The otoscope examination of the ear is often difficult in cases of Down's syndrome, although they are often associated with hearing loss and otitis media. We present temporal bone histopathologic findings of the external auditory meatus and middle ear in a new born caseof Down's syndrome. The external auditory meatus was narrow forming the very sharp angle with tympanic membrane and mesenchyme tissue remained in the middle ear, which suggested difficulty of otoscope examination of the ear. Audiogram, in clinical settings CT scan of the temporal bone and other examinations were considered to be necessary for the accurate diagnosis and adequate treatment of the ears in the case of Down's syndrome.
Wegener's Granulomatosis (WG) is a rare form of systemic necrotizing vasculitis characterized by inflammation of the walls of the blood vessels and affects the upper and lower respiratory tracts and kidneys. The nose and paranasal sinuses are often the first or main sites to be affected. Otologic symptoms as a complication of Wegener's granulomatosis (WG) isrelatively rare. The authors report a 50-year-old femal suffering from bilateral hearing loss. She had been diagnosed as having otitis media with effusion, and received medical treatment, but the symptoms and signs failed to respond the treatment. She had no other sitesof involvement, such as the nose, paranasal sinus, pharynx, and larynx. Audiometry showed bilateral mixed hearing impairment with a loss of 100 dB. The histological findings of theswollen and eczematous right external auditory canal revealed granulomatous inflammation accompanied by epithelioid cell aggregation around capillaries. Chest X-ray showed a small nodule in the right lower lung field and TBLB revealed leukocytoclastic vasculitis of capillary vessels. Laboratory studies revealed positive CRP and RA. Anti-neutrophil cytoplasmic autoantibody (cANCA) was negative. Thus, the diagnosis of a localized form of Wegener's granulomatosis was made. She was given prednisolone 60mg/day, cyclophosphamide 75mg/day and sulfamethoxazole trimethoprim 960mg/day, which greatly improved mixed hearing loss to 20-30 dB bilaterally. The patient had no complications' during the treatment and showed good recovery.
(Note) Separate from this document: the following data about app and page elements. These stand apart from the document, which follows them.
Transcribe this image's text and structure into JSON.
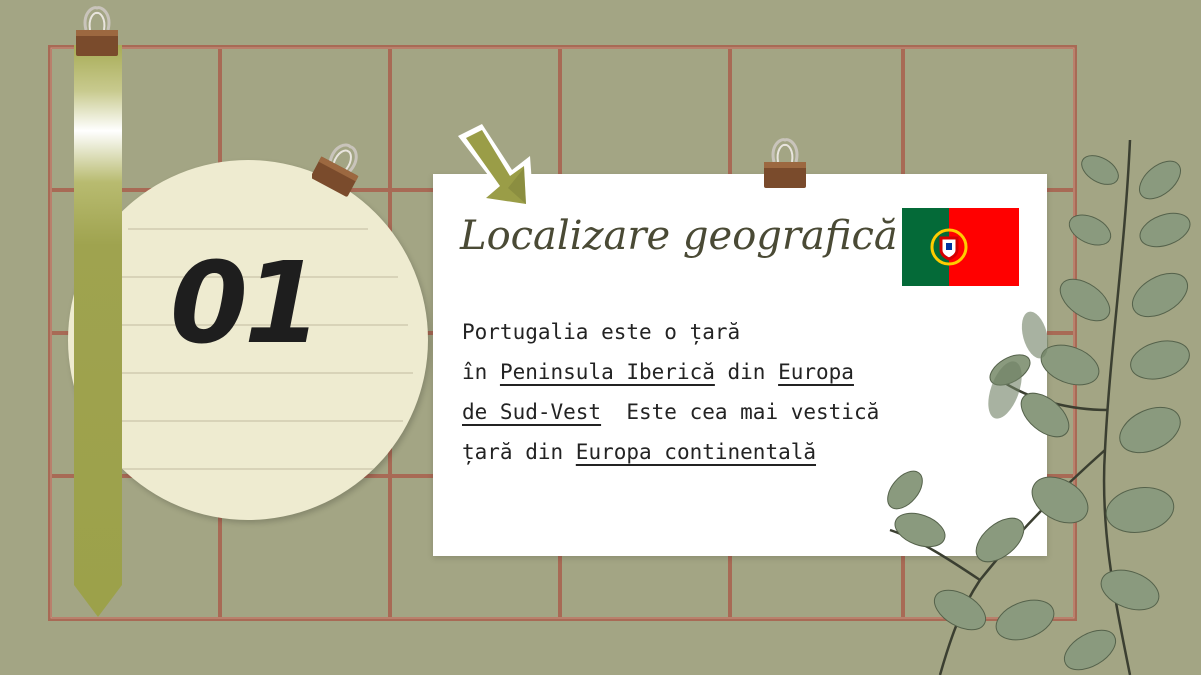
{
  "slide": {
    "number": "01",
    "title": "Localizare geografică",
    "body": {
      "line1": "Portugalia este o țară",
      "line2_pre": "în ",
      "line2_link1": "Peninsula Iberică",
      "line2_mid": " din ",
      "line2_link2": "Europa",
      "line3_link": "de Sud-Vest",
      "line3_post": "  Este cea mai vestică",
      "line4_pre": "țară din ",
      "line4_link": "Europa continentală"
    }
  },
  "colors": {
    "background": "#a3a584",
    "grid": "#a86a55",
    "ribbon": "#9fa34f",
    "circle": "#eeebd0",
    "card": "#ffffff",
    "arrow": "#9a9d47",
    "flag_green": "#046a38",
    "flag_red": "#ff0000"
  },
  "icons": {
    "clip": "binder-clip-icon",
    "arrow": "down-right-arrow-icon",
    "flag": "portugal-flag-icon",
    "decor": "eucalyptus-leaves"
  }
}
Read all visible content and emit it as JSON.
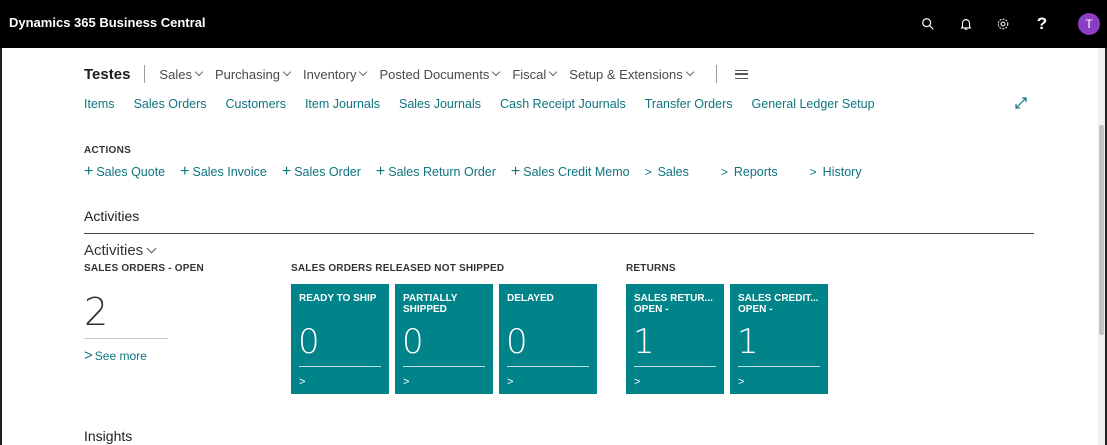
{
  "app": {
    "title": "Dynamics 365 Business Central",
    "avatar_initial": "T"
  },
  "nav": {
    "company": "Testes",
    "items": [
      "Sales",
      "Purchasing",
      "Inventory",
      "Posted Documents",
      "Fiscal",
      "Setup & Extensions"
    ]
  },
  "links": [
    "Items",
    "Sales Orders",
    "Customers",
    "Item Journals",
    "Sales Journals",
    "Cash Receipt Journals",
    "Transfer Orders",
    "General Ledger Setup"
  ],
  "actions": {
    "label": "ACTIONS",
    "new_items": [
      "Sales Quote",
      "Sales Invoice",
      "Sales Order",
      "Sales Return Order",
      "Sales Credit Memo"
    ],
    "expand_items": [
      "Sales",
      "Reports",
      "History"
    ]
  },
  "activities": {
    "section_title": "Activities",
    "collapse_title": "Activities",
    "sales_orders_open": {
      "label": "SALES ORDERS - OPEN",
      "value": "2",
      "see_more": "See more"
    },
    "group_released": {
      "label": "SALES ORDERS RELEASED NOT SHIPPED"
    },
    "group_returns": {
      "label": "RETURNS"
    },
    "tiles": [
      {
        "label": "READY TO SHIP",
        "value": "0"
      },
      {
        "label": "PARTIALLY SHIPPED",
        "value": "0"
      },
      {
        "label": "DELAYED",
        "value": "0"
      },
      {
        "label": "SALES RETUR... OPEN -",
        "value": "1"
      },
      {
        "label": "SALES CREDIT... OPEN -",
        "value": "1"
      }
    ]
  },
  "insights": {
    "title": "Insights"
  },
  "colors": {
    "topbar": "#000000",
    "accent": "#0e7480",
    "tile": "#008489",
    "avatar": "#8b3ec4"
  }
}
Fibrous dysplasia involving the temporal bone is unusual. Surgery may be necessary for restoration of conductive hearing loss and prevention of complications from occult cholesteatoma. Meatoplasty has often been selected as surgical treatment, and the postoperative restenosis of external auditory canal (EAC) was found in most cases requiring management to prevent restenosis of EAC. The patient was a 36-year-old woman, who complained of hearing loss in the left ear because of stenosis of the left EAC. To enlarge the EAC, normal bone chips and bone paste on the healthy side were used for meatoplasty. The EAC was patent and hearing was improved 14 months later. Use of normal bone chips and bone paste was effective in preventing stenosis of the EAC in a case of fibrous dysplasia of the temporal bone.